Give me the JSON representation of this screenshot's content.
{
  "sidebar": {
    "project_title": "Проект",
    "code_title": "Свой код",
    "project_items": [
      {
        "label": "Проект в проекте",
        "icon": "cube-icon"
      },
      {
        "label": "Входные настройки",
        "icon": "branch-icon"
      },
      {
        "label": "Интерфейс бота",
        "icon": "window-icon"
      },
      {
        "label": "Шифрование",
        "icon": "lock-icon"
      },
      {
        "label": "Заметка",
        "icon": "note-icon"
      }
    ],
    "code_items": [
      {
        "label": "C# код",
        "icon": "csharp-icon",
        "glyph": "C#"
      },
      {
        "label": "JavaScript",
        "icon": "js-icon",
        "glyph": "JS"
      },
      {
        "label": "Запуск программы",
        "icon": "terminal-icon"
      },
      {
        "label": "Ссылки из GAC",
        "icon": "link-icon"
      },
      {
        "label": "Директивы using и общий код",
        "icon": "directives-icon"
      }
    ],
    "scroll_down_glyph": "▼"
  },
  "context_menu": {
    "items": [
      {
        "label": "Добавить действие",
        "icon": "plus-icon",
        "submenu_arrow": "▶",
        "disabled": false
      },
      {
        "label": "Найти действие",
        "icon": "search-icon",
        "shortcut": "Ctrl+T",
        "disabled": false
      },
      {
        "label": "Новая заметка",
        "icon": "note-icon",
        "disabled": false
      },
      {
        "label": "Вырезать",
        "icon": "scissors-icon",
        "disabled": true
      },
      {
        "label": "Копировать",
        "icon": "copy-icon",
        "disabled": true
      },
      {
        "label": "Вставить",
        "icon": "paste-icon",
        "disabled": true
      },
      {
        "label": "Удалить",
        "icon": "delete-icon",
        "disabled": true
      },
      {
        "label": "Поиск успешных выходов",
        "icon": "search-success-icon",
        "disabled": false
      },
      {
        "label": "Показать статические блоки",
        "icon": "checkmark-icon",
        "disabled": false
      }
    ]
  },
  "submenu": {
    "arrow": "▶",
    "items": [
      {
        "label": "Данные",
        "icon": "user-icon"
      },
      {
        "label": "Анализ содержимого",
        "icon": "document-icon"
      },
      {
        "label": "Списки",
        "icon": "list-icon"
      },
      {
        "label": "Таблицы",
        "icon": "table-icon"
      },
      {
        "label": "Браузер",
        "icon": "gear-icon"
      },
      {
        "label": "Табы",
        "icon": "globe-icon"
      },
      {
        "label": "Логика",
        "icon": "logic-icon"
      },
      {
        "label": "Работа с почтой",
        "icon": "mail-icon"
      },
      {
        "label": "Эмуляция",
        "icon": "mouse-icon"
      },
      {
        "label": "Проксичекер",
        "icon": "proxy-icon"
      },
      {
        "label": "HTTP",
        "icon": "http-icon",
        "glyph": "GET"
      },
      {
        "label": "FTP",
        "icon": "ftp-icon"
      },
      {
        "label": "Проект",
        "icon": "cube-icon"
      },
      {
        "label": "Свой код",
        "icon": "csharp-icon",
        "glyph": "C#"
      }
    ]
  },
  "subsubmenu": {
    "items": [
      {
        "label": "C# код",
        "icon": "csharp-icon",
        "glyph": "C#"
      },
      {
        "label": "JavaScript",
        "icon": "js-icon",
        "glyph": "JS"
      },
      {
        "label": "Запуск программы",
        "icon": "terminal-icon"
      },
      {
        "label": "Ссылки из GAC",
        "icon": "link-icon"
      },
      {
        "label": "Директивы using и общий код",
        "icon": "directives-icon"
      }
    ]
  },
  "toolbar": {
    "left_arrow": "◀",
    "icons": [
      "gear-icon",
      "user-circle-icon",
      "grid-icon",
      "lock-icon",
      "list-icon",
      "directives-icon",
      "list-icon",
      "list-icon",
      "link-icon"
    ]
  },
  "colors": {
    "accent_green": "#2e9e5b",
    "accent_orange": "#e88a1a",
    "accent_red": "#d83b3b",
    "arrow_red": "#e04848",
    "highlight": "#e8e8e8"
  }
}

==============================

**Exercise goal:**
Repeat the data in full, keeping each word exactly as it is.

**Written answer:**
Give me the JSON representation of this screenshot's content.
{
  "sidebar": {
    "project_title": "Проект",
    "code_title": "Свой код",
    "project_items": [
      {
        "label": "Проект в проекте",
        "icon": "cube-icon"
      },
      {
        "label": "Входные настройки",
        "icon": "branch-icon"
      },
      {
        "label": "Интерфейс бота",
        "icon": "window-icon"
      },
      {
        "label": "Шифрование",
        "icon": "lock-icon"
      },
      {
        "label": "Заметка",
        "icon": "note-icon"
      }
    ],
    "code_items": [
      {
        "label": "C# код",
        "icon": "csharp-icon",
        "glyph": "C#"
      },
      {
        "label": "JavaScript",
        "icon": "js-icon",
        "glyph": "JS"
      },
      {
        "label": "Запуск программы",
        "icon": "terminal-icon"
      },
      {
        "label": "Ссылки из GAC",
        "icon": "link-icon"
      },
      {
        "label": "Директивы using и общий код",
        "icon": "directives-icon"
      }
    ],
    "scroll_down_glyph": "▼"
  },
  "context_menu": {
    "items": [
      {
        "label": "Добавить действие",
        "icon": "plus-icon",
        "submenu_arrow": "▶",
        "disabled": false
      },
      {
        "label": "Найти действие",
        "icon": "search-icon",
        "shortcut": "Ctrl+T",
        "disabled": false
      },
      {
        "label": "Новая заметка",
        "icon": "note-icon",
        "disabled": false
      },
      {
        "label": "Вырезать",
        "icon": "scissors-icon",
        "disabled": true
      },
      {
        "label": "Копировать",
        "icon": "copy-icon",
        "disabled": true
      },
      {
        "label": "Вставить",
        "icon": "paste-icon",
        "disabled": true
      },
      {
        "label": "Удалить",
        "icon": "delete-icon",
        "disabled": true
      },
      {
        "label": "Поиск успешных выходов",
        "icon": "search-success-icon",
        "disabled": false
      },
      {
        "label": "Показать статические блоки",
        "icon": "checkmark-icon",
        "disabled": false
      }
    ]
  },
  "submenu": {
    "arrow": "▶",
    "items": [
      {
        "label": "Данные",
        "icon": "user-icon"
      },
      {
        "label": "Анализ содержимого",
        "icon": "document-icon"
      },
      {
        "label": "Списки",
        "icon": "list-icon"
      },
      {
        "label": "Таблицы",
        "icon": "table-icon"
      },
      {
        "label": "Браузер",
        "icon": "gear-icon"
      },
      {
        "label": "Табы",
        "icon": "globe-icon"
      },
      {
        "label": "Логика",
        "icon": "logic-icon"
      },
      {
        "label": "Работа с почтой",
        "icon": "mail-icon"
      },
      {
        "label": "Эмуляция",
        "icon": "mouse-icon"
      },
      {
        "label": "Проксичекер",
        "icon": "proxy-icon"
      },
      {
        "label": "HTTP",
        "icon": "http-icon",
        "glyph": "GET"
      },
      {
        "label": "FTP",
        "icon": "ftp-icon"
      },
      {
        "label": "Проект",
        "icon": "cube-icon"
      },
      {
        "label": "Свой код",
        "icon": "csharp-icon",
        "glyph": "C#"
      }
    ]
  },
  "subsubmenu": {
    "items": [
      {
        "label": "C# код",
        "icon": "csharp-icon",
        "glyph": "C#"
      },
      {
        "label": "JavaScript",
        "icon": "js-icon",
        "glyph": "JS"
      },
      {
        "label": "Запуск программы",
        "icon": "terminal-icon"
      },
      {
        "label": "Ссылки из GAC",
        "icon": "link-icon"
      },
      {
        "label": "Директивы using и общий код",
        "icon": "directives-icon"
      }
    ]
  },
  "toolbar": {
    "left_arrow": "◀",
    "icons": [
      "gear-icon",
      "user-circle-icon",
      "grid-icon",
      "lock-icon",
      "list-icon",
      "directives-icon",
      "list-icon",
      "list-icon",
      "link-icon"
    ]
  },
  "colors": {
    "accent_green": "#2e9e5b",
    "accent_orange": "#e88a1a",
    "accent_red": "#d83b3b",
    "arrow_red": "#e04848",
    "highlight": "#e8e8e8"
  }
}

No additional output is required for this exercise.